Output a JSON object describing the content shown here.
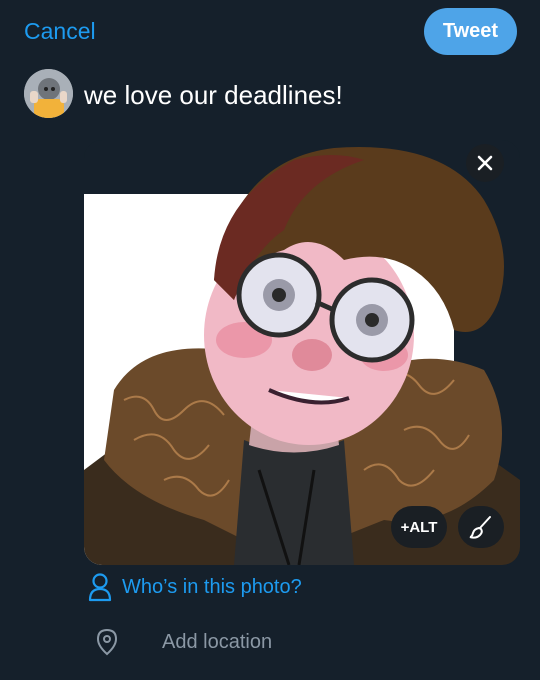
{
  "header": {
    "cancel_label": "Cancel",
    "tweet_label": "Tweet"
  },
  "composer": {
    "text": "we love our deadlines!"
  },
  "media": {
    "alt_label": "+ALT",
    "remove_icon": "close-icon",
    "edit_icon": "paintbrush-icon"
  },
  "tag_people": {
    "label": "Who’s in this photo?",
    "icon": "person-icon"
  },
  "location": {
    "label": "Add location",
    "icon": "location-pin-icon"
  },
  "colors": {
    "background": "#15202b",
    "accent": "#1d9bf0",
    "tweet_button": "#4ea4e8",
    "muted_text": "#8b98a5"
  }
}
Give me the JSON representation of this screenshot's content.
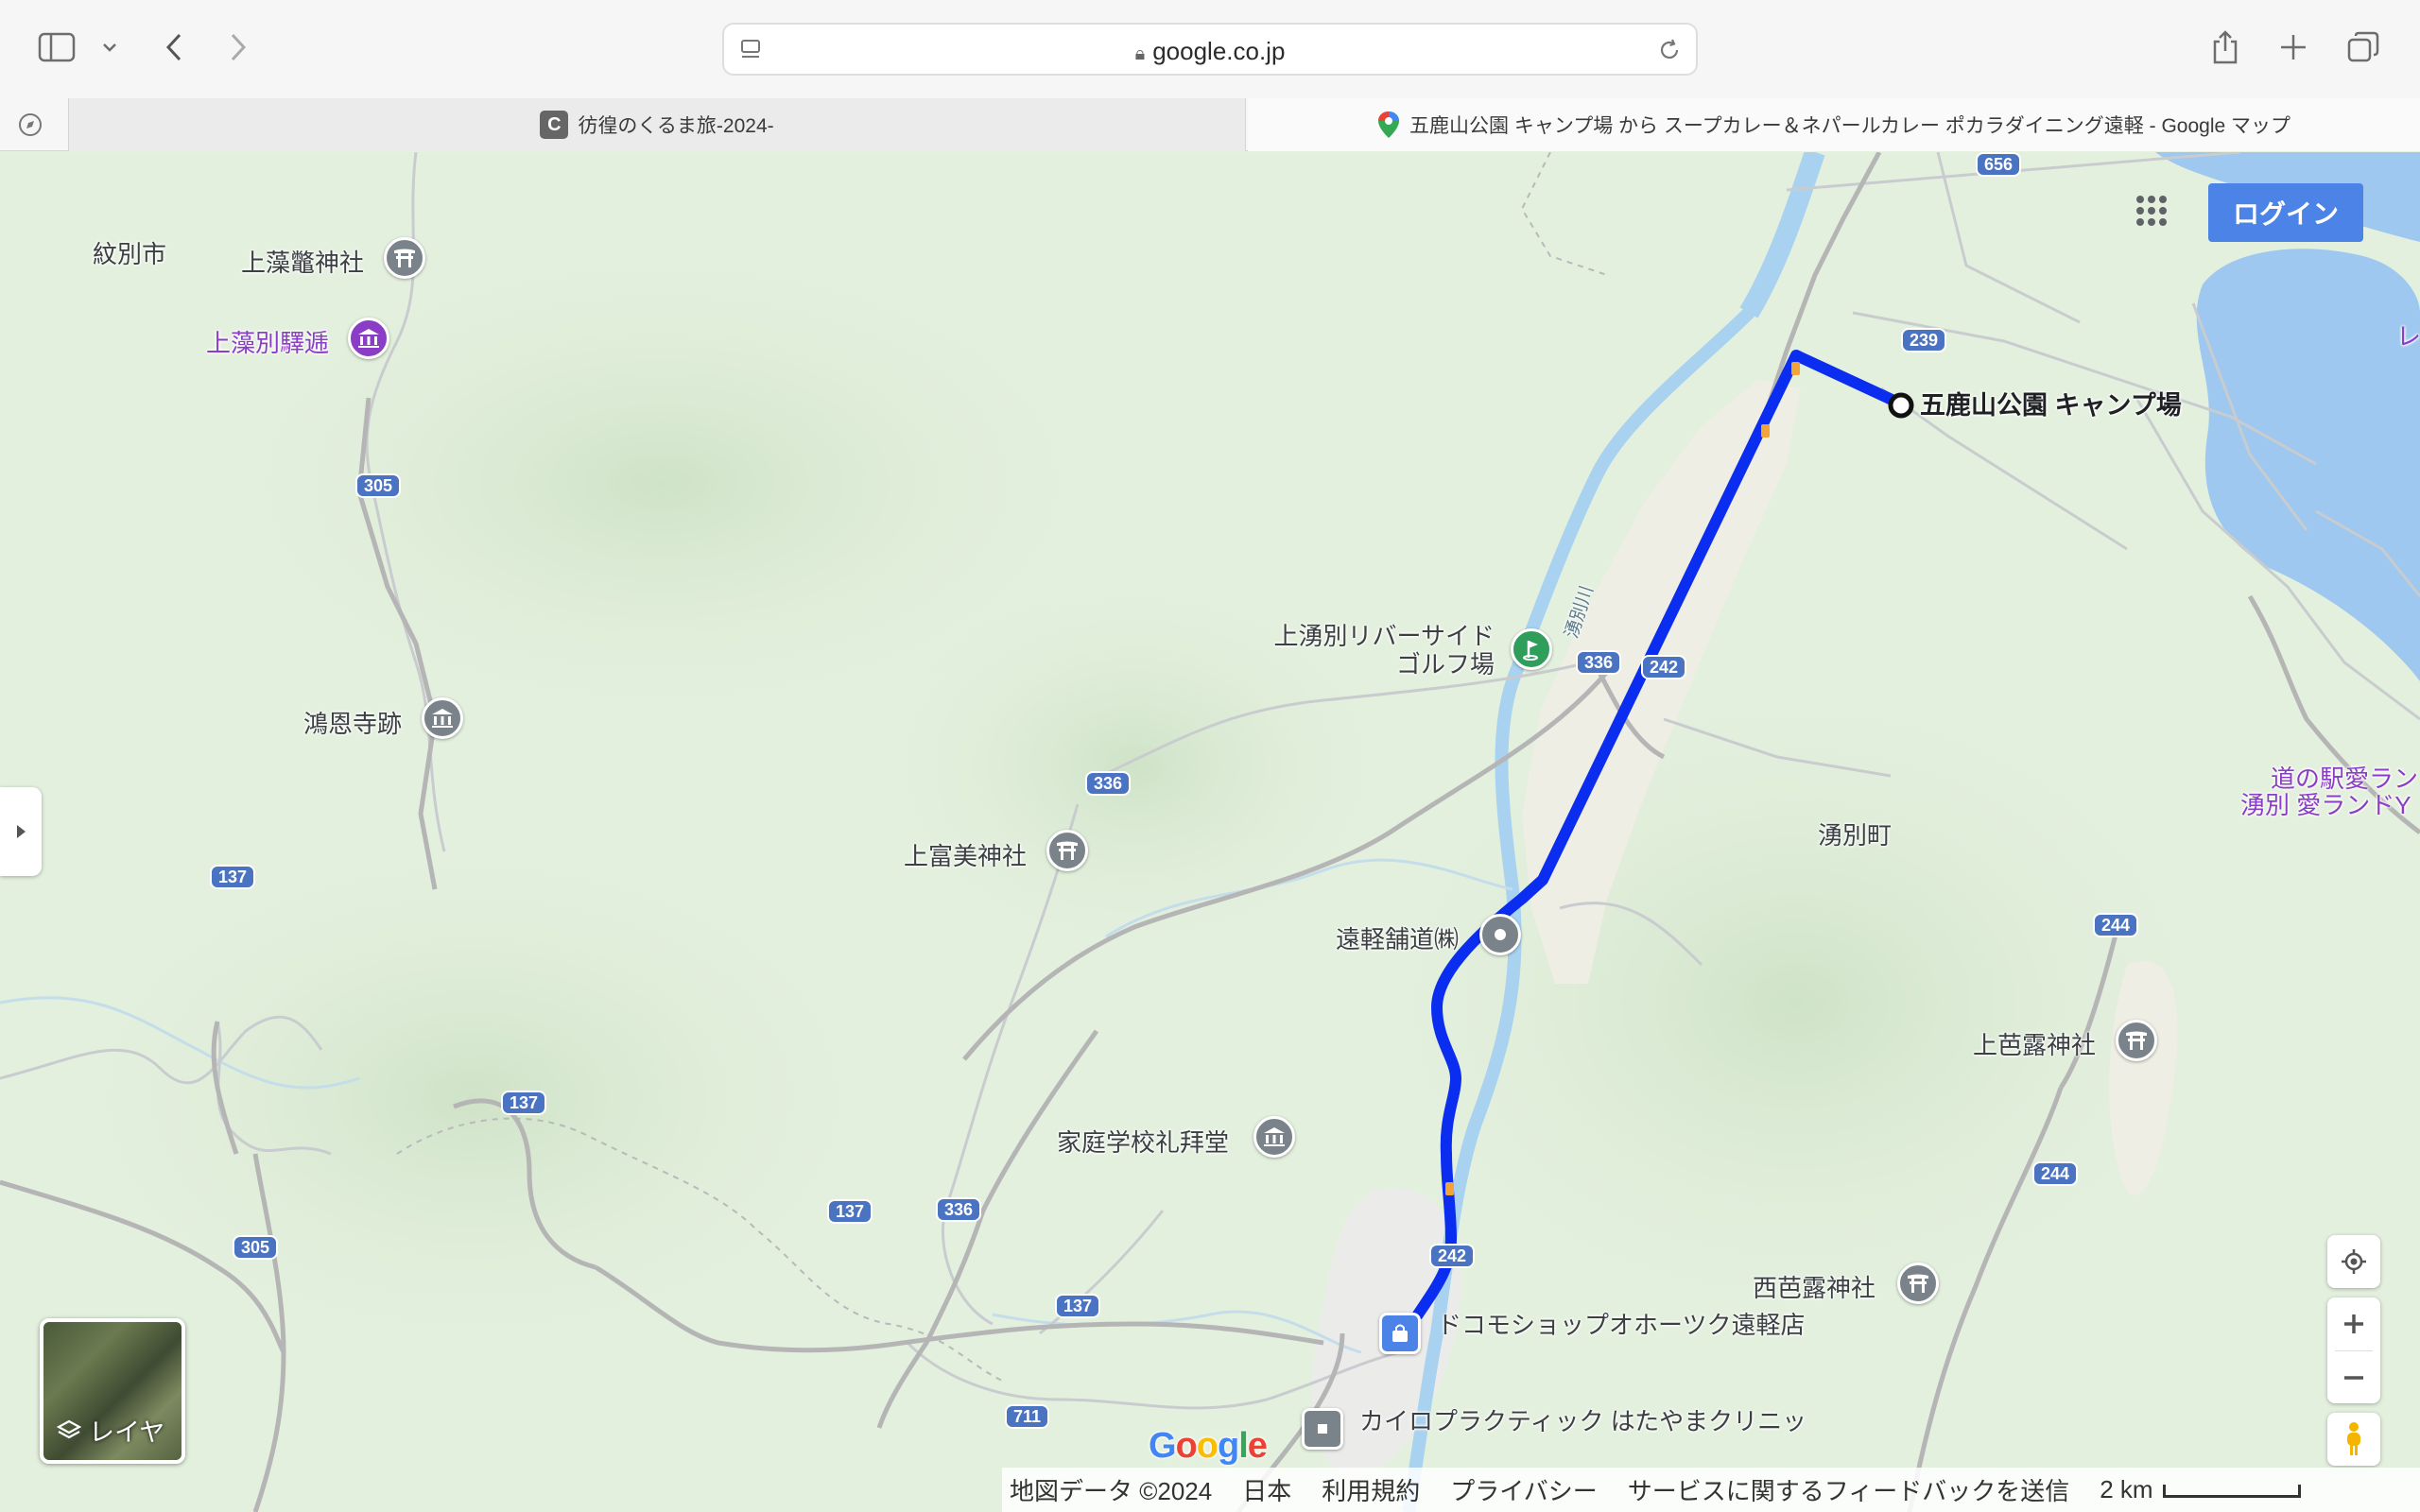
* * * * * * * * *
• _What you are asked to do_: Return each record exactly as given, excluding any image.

• _Written solution_:
Output a JSON object describing the content shown here.
{
  "header": {
    "cancel_label": "Cancel",
    "tweet_label": "Tweet"
  },
  "composer": {
    "text": "we love our deadlines!"
  },
  "media": {
    "alt_label": "+ALT",
    "remove_icon": "close-icon",
    "edit_icon": "paintbrush-icon"
  },
  "tag_people": {
    "label": "Who’s in this photo?",
    "icon": "person-icon"
  },
  "location": {
    "label": "Add location",
    "icon": "location-pin-icon"
  },
  "colors": {
    "background": "#15202b",
    "accent": "#1d9bf0",
    "tweet_button": "#4ea4e8",
    "muted_text": "#8b98a5"
  }
}
Give me the JSON representation of this screenshot's content.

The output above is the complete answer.